Next week, Kaynes Technology — an integrated electronics manufacturing company that provides support for major players in the automotive, industrial, aerospace and defence, outer-space and nuclear field among the other sectors — will hit the primary market.
Companies such as Data Patterns, Dreamfolks, Krishna Defence & Allied Industries and Paras Defence that came out with IPOs in recent times saw an overwhelming response In fact, Paras Defence IPO received bids for 304 times overall, with the quota reserved for retail investors getting a whopping 113 times subscription.
The performance of most of these defence companies, post IPO, are praiseworthy, giving solid returns on the listing day and thereafter.
While companies want to speed through IPOs to capitalise on investors’ frenzy, mutual funds, too, have launched defence-themed schemes.
To achieve the target of reducing imports from the developed world and export to other countries, government has launched initiatives such as ‘Make in India’ and ‘Atmanirbhar Bharat’ with specific reference to defence.
According to ICICI Securities, “We believe indigenisation levels of these major platforms are slated to go up significantly with the indigenisation of engines and other key sub-systems and components through technology transfer (ToTs) from DRDO & foreign OEMs and MoUs with private players, MSMEs & start-ups.”
Points to ponder
However, if investors remember a few basic principles while parking their money they would not regret later.
Instead of blindly investing in all the defence sector IPOs, one should analyse their fundamentals and valuations thoroughly. . Though the outlook for the sector appears promising, it is difficult to guess how each company would benefit from the government’s initiative.
Investors should be aware of the risks involved in a thematic stocks and not on the futurestic assumption.
Investors, aiming for listing gains, should note that profits from the primary market depends on the secondary market sentiment, too.
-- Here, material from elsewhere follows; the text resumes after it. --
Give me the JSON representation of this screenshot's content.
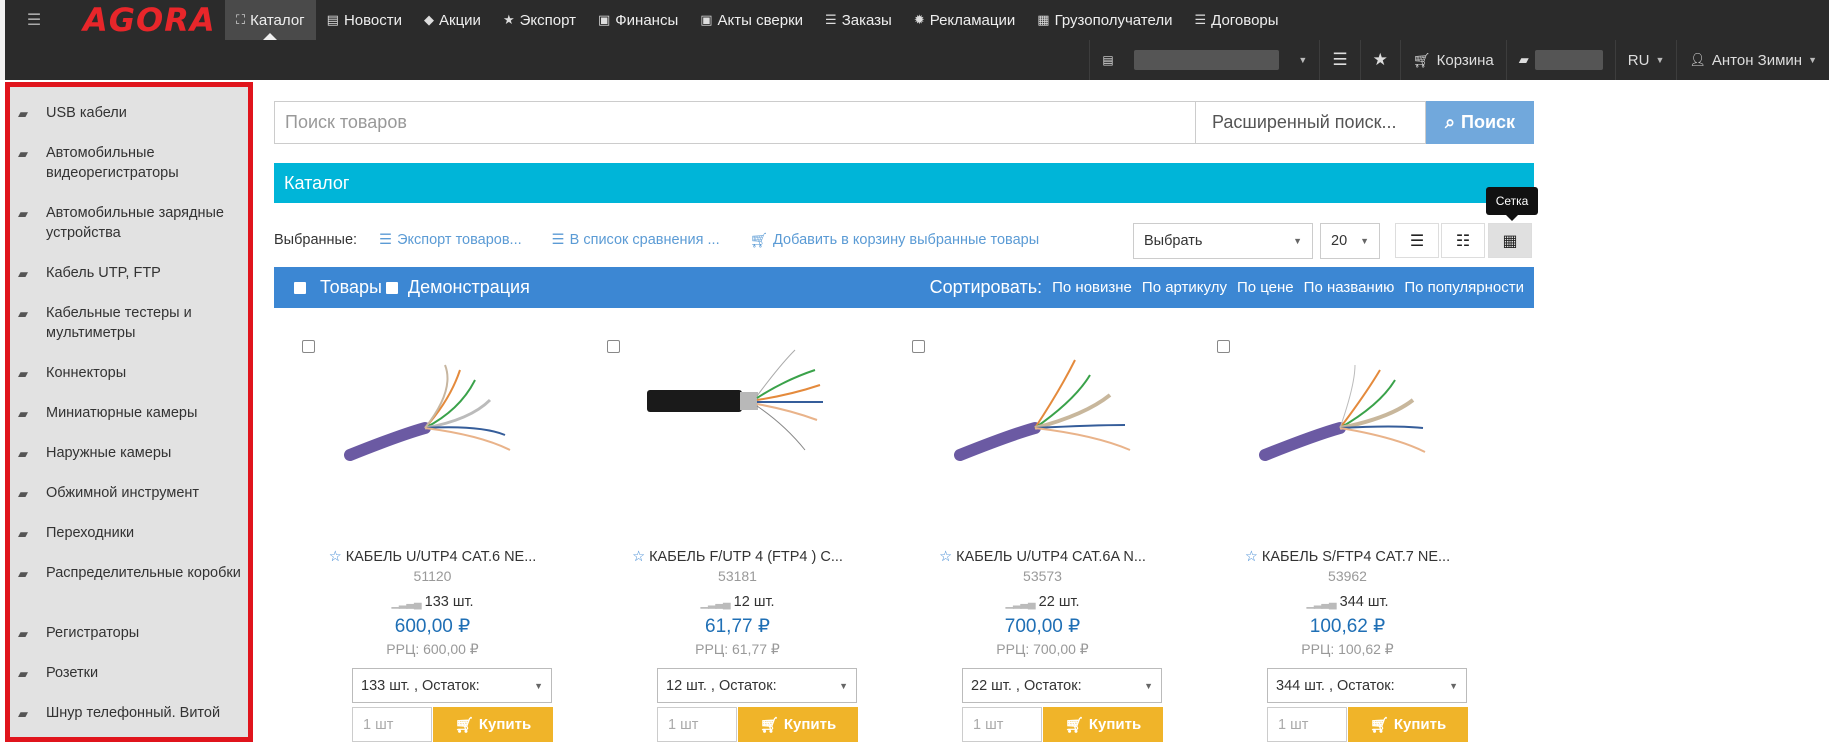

Any adverse developments on the global front will impact the market, including the primary listings.
Investors who missed the IPOs should desist buying in the secondary market. Those who purchased in the secondary market after the initial euphoriain some of the recently listed IPOs, including Paras Defence, would have burnt their fingers, as the stock fell from its peak.